The researchers extracted DNA from tissue samples taken from boas and pythons diagnosed with IBD, and used rapid, high-throughput techniques to learn the sequence of those strands of DNA. In amongst all the snake DNA sequences there were sequences of DNA that clearly belonged to viruses - viruses that are members of the arenavirus family. The authors were later able to grow and isolate one of those viruses using snake tissues cultured in the laboratory.
While it is an important development from a practical standpoint, since identifying the causative agent for a disease is the first step in developing treatments, vaccines, diagnostics, and prevention policies it is also an incredible discovery for virology: the virus belongs to a group of viruses no one knew existed.
"This is one of the most exciting things that has happened to us in virology in a very long time. The fact that we have apparently identified a whole new lineage of arenaviruses that may predate the New and Old world is very exciting," says Buchmeier.
According to Buchmeier, this new isolate doesn't fall neatly into either of the two known categories of arenaviruses, Old World arenaviruses and New World arenaviruses. The fact that the virus was found in snakes adds another surprise twist, since up until now arenaviruses had only ever been found in mammals.
Metagenomic techniques that examine large samples of DNA for small bits of information, like the approach used in the study, are extremely powerful for identifying new viruses, Buchmeier says.

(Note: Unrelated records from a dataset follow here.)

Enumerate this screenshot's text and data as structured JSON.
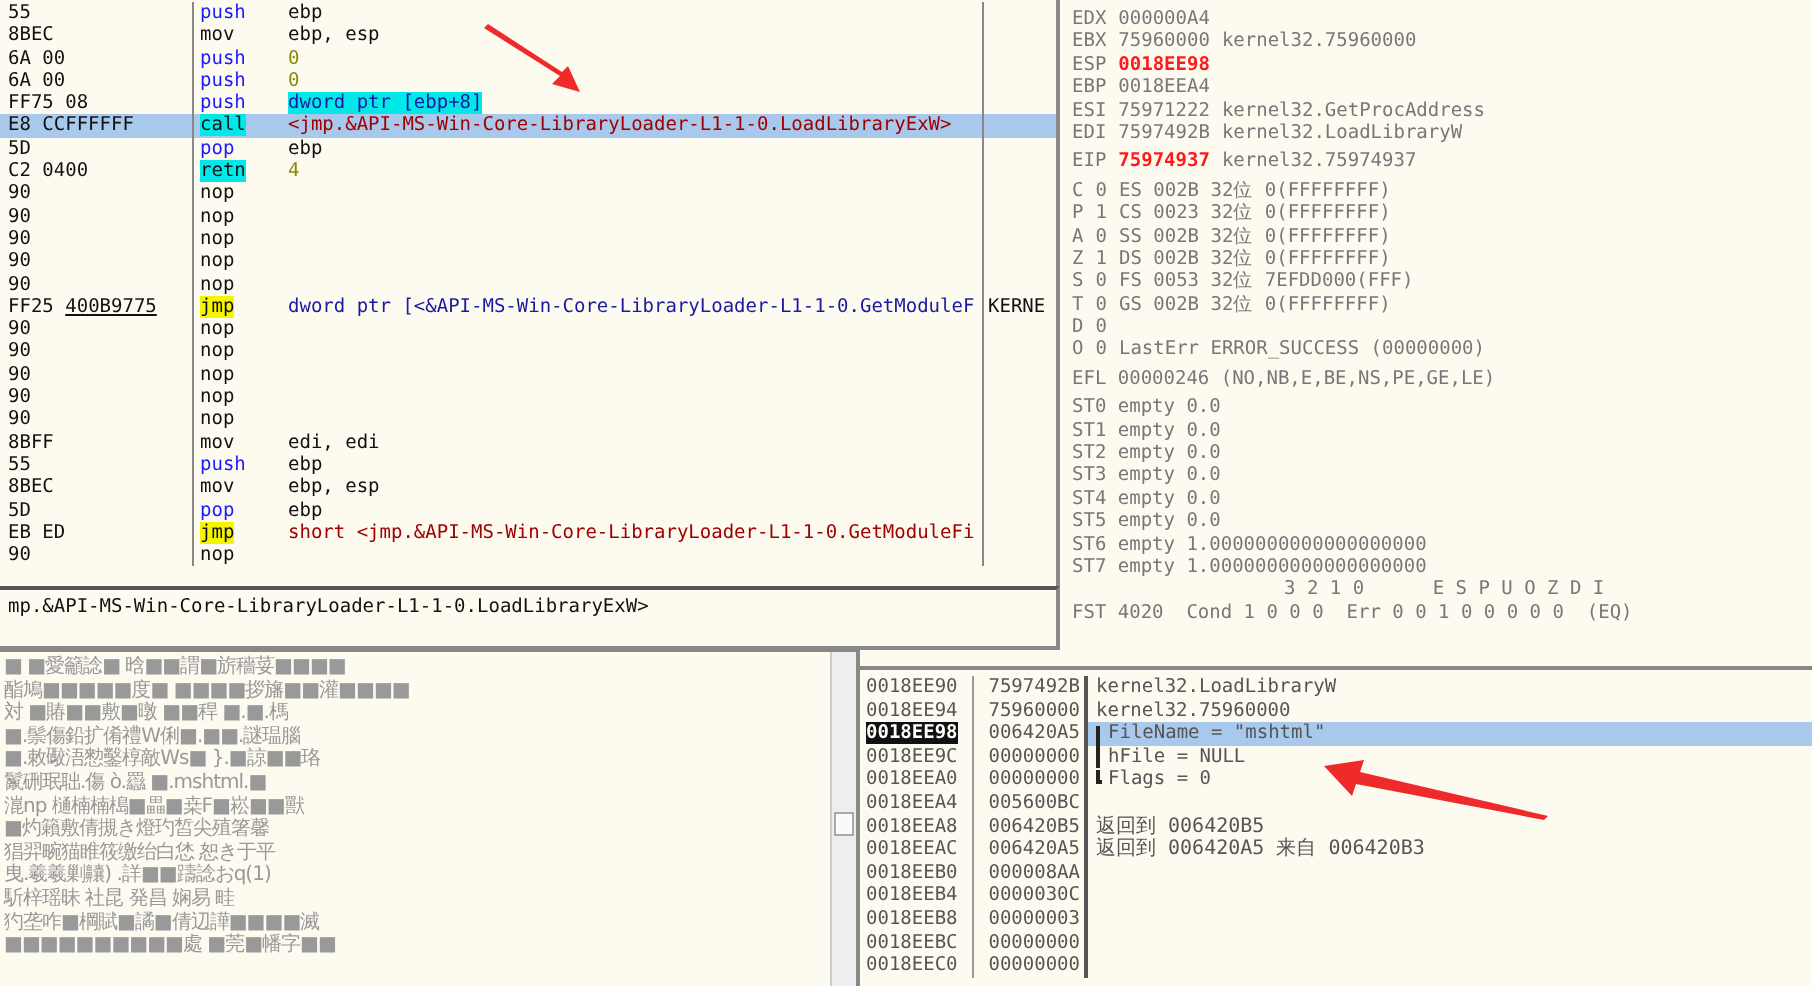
{
  "disassembly": {
    "rows": [
      {
        "hex": "55",
        "mnemonic": {
          "text": "push",
          "kind": "blue"
        },
        "operands": {
          "text": "ebp",
          "kind": "plain"
        },
        "selected": false
      },
      {
        "hex": "8BEC",
        "mnemonic": {
          "text": "mov",
          "kind": "plain"
        },
        "operands": {
          "text": "ebp, esp",
          "kind": "plain"
        },
        "selected": false
      },
      {
        "hex": "6A 00",
        "mnemonic": {
          "text": "push",
          "kind": "blue"
        },
        "operands": {
          "text": "0",
          "kind": "number"
        },
        "selected": false
      },
      {
        "hex": "6A 00",
        "mnemonic": {
          "text": "push",
          "kind": "blue"
        },
        "operands": {
          "text": "0",
          "kind": "number"
        },
        "selected": false
      },
      {
        "hex": "FF75 08",
        "mnemonic": {
          "text": "push",
          "kind": "blue"
        },
        "operands": {
          "text": "dword ptr [ebp+8]",
          "kind": "memory"
        },
        "selected": false
      },
      {
        "hex": "E8 CCFFFFFF",
        "mnemonic": {
          "text": "call",
          "kind": "cyan"
        },
        "operands": {
          "text": "<jmp.&API-MS-Win-Core-LibraryLoader-L1-1-0.LoadLibraryExW>",
          "kind": "target"
        },
        "selected": true
      },
      {
        "hex": "5D",
        "mnemonic": {
          "text": "pop",
          "kind": "blue"
        },
        "operands": {
          "text": "ebp",
          "kind": "plain"
        },
        "selected": false
      },
      {
        "hex": "C2 0400",
        "mnemonic": {
          "text": "retn",
          "kind": "cyan"
        },
        "operands": {
          "text": "4",
          "kind": "number"
        },
        "selected": false
      },
      {
        "hex": "90",
        "mnemonic": {
          "text": "nop",
          "kind": "plain"
        },
        "selected": false
      },
      {
        "hex": "90",
        "mnemonic": {
          "text": "nop",
          "kind": "plain"
        },
        "selected": false
      },
      {
        "hex": "90",
        "mnemonic": {
          "text": "nop",
          "kind": "plain"
        },
        "selected": false
      },
      {
        "hex": "90",
        "mnemonic": {
          "text": "nop",
          "kind": "plain"
        },
        "selected": false
      },
      {
        "hex": "90",
        "mnemonic": {
          "text": "nop",
          "kind": "plain"
        },
        "selected": false
      },
      {
        "hex": "FF25",
        "fixup": "400B9775",
        "mnemonic": {
          "text": "jmp",
          "kind": "yellow"
        },
        "operands": {
          "text": "dword ptr [<&API-MS-Win-Core-LibraryLoader-L1-1-0.GetModuleF",
          "kind": "import"
        },
        "comment": "KERNE",
        "selected": false
      },
      {
        "hex": "90",
        "mnemonic": {
          "text": "nop",
          "kind": "plain"
        },
        "selected": false
      },
      {
        "hex": "90",
        "mnemonic": {
          "text": "nop",
          "kind": "plain"
        },
        "selected": false
      },
      {
        "hex": "90",
        "mnemonic": {
          "text": "nop",
          "kind": "plain"
        },
        "selected": false
      },
      {
        "hex": "90",
        "mnemonic": {
          "text": "nop",
          "kind": "plain"
        },
        "selected": false
      },
      {
        "hex": "90",
        "mnemonic": {
          "text": "nop",
          "kind": "plain"
        },
        "selected": false
      },
      {
        "hex": "8BFF",
        "mnemonic": {
          "text": "mov",
          "kind": "plain"
        },
        "operands": {
          "text": "edi, edi",
          "kind": "plain"
        },
        "selected": false
      },
      {
        "hex": "55",
        "mnemonic": {
          "text": "push",
          "kind": "blue"
        },
        "operands": {
          "text": "ebp",
          "kind": "plain"
        },
        "selected": false
      },
      {
        "hex": "8BEC",
        "mnemonic": {
          "text": "mov",
          "kind": "plain"
        },
        "operands": {
          "text": "ebp, esp",
          "kind": "plain"
        },
        "selected": false
      },
      {
        "hex": "5D",
        "mnemonic": {
          "text": "pop",
          "kind": "blue"
        },
        "operands": {
          "text": "ebp",
          "kind": "plain"
        },
        "selected": false
      },
      {
        "hex": "EB ED",
        "mnemonic": {
          "text": "jmp",
          "kind": "yellow"
        },
        "operands": {
          "text": "short <jmp.&API-MS-Win-Core-LibraryLoader-L1-1-0.GetModuleFi",
          "kind": "target"
        },
        "selected": false
      },
      {
        "hex": "90",
        "mnemonic": {
          "text": "nop",
          "kind": "plain"
        },
        "selected": false
      }
    ]
  },
  "info_line": "mp.&API-MS-Win-Core-LibraryLoader-L1-1-0.LoadLibraryExW>",
  "registers": {
    "general": [
      {
        "name": "EDX",
        "value": "000000A4",
        "changed": false
      },
      {
        "name": "EBX",
        "value": "75960000",
        "comment": "kernel32.75960000",
        "changed": false
      },
      {
        "name": "ESP",
        "value": "0018EE98",
        "changed": true
      },
      {
        "name": "EBP",
        "value": "0018EEA4",
        "changed": false
      },
      {
        "name": "ESI",
        "value": "75971222",
        "comment": "kernel32.GetProcAddress",
        "changed": false
      },
      {
        "name": "EDI",
        "value": "7597492B",
        "comment": "kernel32.LoadLibraryW",
        "changed": false
      }
    ],
    "eip": {
      "name": "EIP",
      "value": "75974937",
      "comment": "kernel32.75974937",
      "changed": true
    },
    "flags": [
      {
        "flag": "C",
        "bit": "0",
        "detail": "ES 002B 32位 0(FFFFFFFF)"
      },
      {
        "flag": "P",
        "bit": "1",
        "detail": "CS 0023 32位 0(FFFFFFFF)"
      },
      {
        "flag": "A",
        "bit": "0",
        "detail": "SS 002B 32位 0(FFFFFFFF)"
      },
      {
        "flag": "Z",
        "bit": "1",
        "detail": "DS 002B 32位 0(FFFFFFFF)"
      },
      {
        "flag": "S",
        "bit": "0",
        "detail": "FS 0053 32位 7EFDD000(FFF)"
      },
      {
        "flag": "T",
        "bit": "0",
        "detail": "GS 002B 32位 0(FFFFFFFF)"
      },
      {
        "flag": "D",
        "bit": "0"
      },
      {
        "flag": "O",
        "bit": "0",
        "detail": "LastErr ERROR_SUCCESS (00000000)"
      }
    ],
    "efl": "EFL 00000246 (NO,NB,E,BE,NS,PE,GE,LE)",
    "fpu": [
      "ST0 empty 0.0",
      "ST1 empty 0.0",
      "ST2 empty 0.0",
      "ST3 empty 0.0",
      "ST4 empty 0.0",
      "ST5 empty 0.0",
      "ST6 empty 1.0000000000000000000",
      "ST7 empty 1.0000000000000000000"
    ],
    "fst_header": "3 2 1 0      E S P U O Z D I",
    "fst": "FST 4020  Cond 1 0 0 0  Err 0 0 1 0 0 0 0 0  (EQ)"
  },
  "dump": {
    "lines": [
      "■ ■愛籲諗■ 晗■■謂■旂穡荽■■■■",
      "酯鳩■■■■■度■ ■■■■拶旛■■灌■■■■",
      "対 ■賰■■敷■暾 ■■稈 ■.■.榪",
      "■.鬃傷鉛扩倄禮W俐■.■■.謎瑥腦",
      "■.敕礮浯愸鑿椁敵Ws■ }.■諒■■珞",
      "鬣硎珉聉.傷 ò.羉 ■.mshtml.■",
      "潉np 樋楠楠槝■畾■桒F■崧■■獸",
      "■灼籟敷倩摫き燈玓皙尖殖箸馨",
      "猖羿畹猫睢筱缴绐白恷 恕き于平",
      "曳.羲羲剿齉) .詳■■躊諗おq(1)",
      "馸梓瑶昧 社昆 発昌 娴易 畦",
      "犳垄咋■棡賦■譎■倩辺譁■■■■滅",
      "■■■■■■■■■■處 ■莞■幡字■■"
    ]
  },
  "stack": {
    "rows": [
      {
        "address": "0018EE90",
        "value": "7597492B",
        "comment": "kernel32.LoadLibraryW",
        "kind": "plain",
        "selected": false,
        "current": false
      },
      {
        "address": "0018EE94",
        "value": "75960000",
        "comment": "kernel32.75960000",
        "kind": "plain",
        "selected": false,
        "current": false
      },
      {
        "address": "0018EE98",
        "value": "006420A5",
        "comment": "FileName = \"mshtml\"",
        "kind": "arg_first",
        "selected": true,
        "current": true
      },
      {
        "address": "0018EE9C",
        "value": "00000000",
        "comment": "hFile = NULL",
        "kind": "arg",
        "selected": false,
        "current": false
      },
      {
        "address": "0018EEA0",
        "value": "00000000",
        "comment": "Flags = 0",
        "kind": "arg_last",
        "selected": false,
        "current": false
      },
      {
        "address": "0018EEA4",
        "value": "005600BC",
        "kind": "plain",
        "selected": false,
        "current": false
      },
      {
        "address": "0018EEA8",
        "value": "006420B5",
        "comment": "返回到 006420B5",
        "kind": "plain",
        "selected": false,
        "current": false
      },
      {
        "address": "0018EEAC",
        "value": "006420A5",
        "comment": "返回到 006420A5 来自 006420B3",
        "kind": "plain",
        "selected": false,
        "current": false
      },
      {
        "address": "0018EEB0",
        "value": "000008AA",
        "kind": "plain",
        "selected": false,
        "current": false
      },
      {
        "address": "0018EEB4",
        "value": "0000030C",
        "kind": "plain",
        "selected": false,
        "current": false
      },
      {
        "address": "0018EEB8",
        "value": "00000003",
        "kind": "plain",
        "selected": false,
        "current": false
      },
      {
        "address": "0018EEBC",
        "value": "00000000",
        "kind": "plain",
        "selected": false,
        "current": false
      },
      {
        "address": "0018EEC0",
        "value": "00000000",
        "kind": "plain",
        "selected": false,
        "current": false
      }
    ]
  }
}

"Twenty years ago we would have called this a fishing expedition. It is fishing, but the techniques are so good and so sensitive that they allow us to determine which new types are there," says Buchmeier.
|Contact: Jim Sliwa|
American Society for Microbiology